What is needed: Every entry below should be reproduced exactly; no picture is to be included.

Interface dataset entries:
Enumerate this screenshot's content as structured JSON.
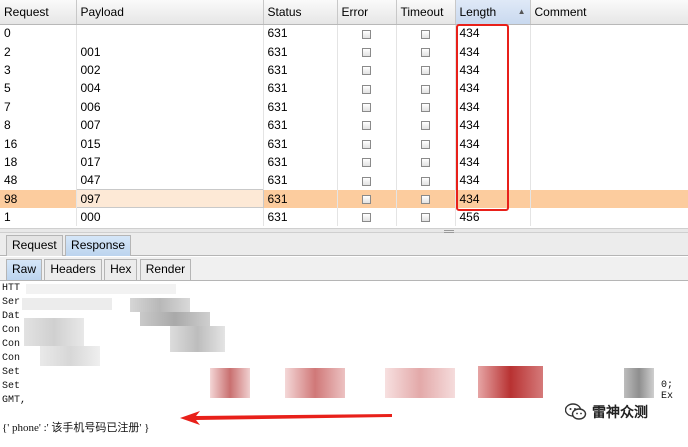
{
  "table": {
    "columns": [
      {
        "label": "Request"
      },
      {
        "label": "Payload"
      },
      {
        "label": "Status"
      },
      {
        "label": "Error"
      },
      {
        "label": "Timeout"
      },
      {
        "label": "Length",
        "sorted": true
      },
      {
        "label": "Comment"
      }
    ],
    "rows": [
      {
        "request": "0",
        "payload": "",
        "status": "631",
        "length": "434"
      },
      {
        "request": "2",
        "payload": "001",
        "status": "631",
        "length": "434"
      },
      {
        "request": "3",
        "payload": "002",
        "status": "631",
        "length": "434"
      },
      {
        "request": "5",
        "payload": "004",
        "status": "631",
        "length": "434"
      },
      {
        "request": "7",
        "payload": "006",
        "status": "631",
        "length": "434"
      },
      {
        "request": "8",
        "payload": "007",
        "status": "631",
        "length": "434"
      },
      {
        "request": "16",
        "payload": "015",
        "status": "631",
        "length": "434"
      },
      {
        "request": "18",
        "payload": "017",
        "status": "631",
        "length": "434"
      },
      {
        "request": "48",
        "payload": "047",
        "status": "631",
        "length": "434"
      },
      {
        "request": "98",
        "payload": "097",
        "status": "631",
        "length": "434",
        "selected": true
      },
      {
        "request": "1",
        "payload": "000",
        "status": "631",
        "length": "456"
      }
    ]
  },
  "tabs": {
    "request": "Request",
    "response": "Response",
    "raw": "Raw",
    "headers": "Headers",
    "hex": "Hex",
    "render": "Render"
  },
  "response": {
    "header_prefixes": [
      "HTT",
      "Ser",
      "Dat",
      "Con",
      "Con",
      "Con",
      "Set",
      "Set",
      "GMT,"
    ],
    "trailing_text": "0; Ex",
    "body": "{' phone' :' 该手机号码已注册' }"
  },
  "watermark": {
    "text": "雷神众测",
    "icon": "wechat-icon"
  },
  "colors": {
    "highlight_box": "#e8201a",
    "selected_row": "#fccc9e",
    "active_tab": "#c9dcf2",
    "arrow": "#e8201a"
  }
}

Answer to the problem:
Enumerate this screenshot's content as structured JSON.
{
  "table": {
    "columns": [
      {
        "label": "Request"
      },
      {
        "label": "Payload"
      },
      {
        "label": "Status"
      },
      {
        "label": "Error"
      },
      {
        "label": "Timeout"
      },
      {
        "label": "Length",
        "sorted": true
      },
      {
        "label": "Comment"
      }
    ],
    "rows": [
      {
        "request": "0",
        "payload": "",
        "status": "631",
        "length": "434"
      },
      {
        "request": "2",
        "payload": "001",
        "status": "631",
        "length": "434"
      },
      {
        "request": "3",
        "payload": "002",
        "status": "631",
        "length": "434"
      },
      {
        "request": "5",
        "payload": "004",
        "status": "631",
        "length": "434"
      },
      {
        "request": "7",
        "payload": "006",
        "status": "631",
        "length": "434"
      },
      {
        "request": "8",
        "payload": "007",
        "status": "631",
        "length": "434"
      },
      {
        "request": "16",
        "payload": "015",
        "status": "631",
        "length": "434"
      },
      {
        "request": "18",
        "payload": "017",
        "status": "631",
        "length": "434"
      },
      {
        "request": "48",
        "payload": "047",
        "status": "631",
        "length": "434"
      },
      {
        "request": "98",
        "payload": "097",
        "status": "631",
        "length": "434",
        "selected": true
      },
      {
        "request": "1",
        "payload": "000",
        "status": "631",
        "length": "456"
      }
    ]
  },
  "tabs": {
    "request": "Request",
    "response": "Response",
    "raw": "Raw",
    "headers": "Headers",
    "hex": "Hex",
    "render": "Render"
  },
  "response": {
    "header_prefixes": [
      "HTT",
      "Ser",
      "Dat",
      "Con",
      "Con",
      "Con",
      "Set",
      "Set",
      "GMT,"
    ],
    "trailing_text": "0; Ex",
    "body": "{' phone' :' 该手机号码已注册' }"
  },
  "watermark": {
    "text": "雷神众测",
    "icon": "wechat-icon"
  },
  "colors": {
    "highlight_box": "#e8201a",
    "selected_row": "#fccc9e",
    "active_tab": "#c9dcf2",
    "arrow": "#e8201a"
  }
}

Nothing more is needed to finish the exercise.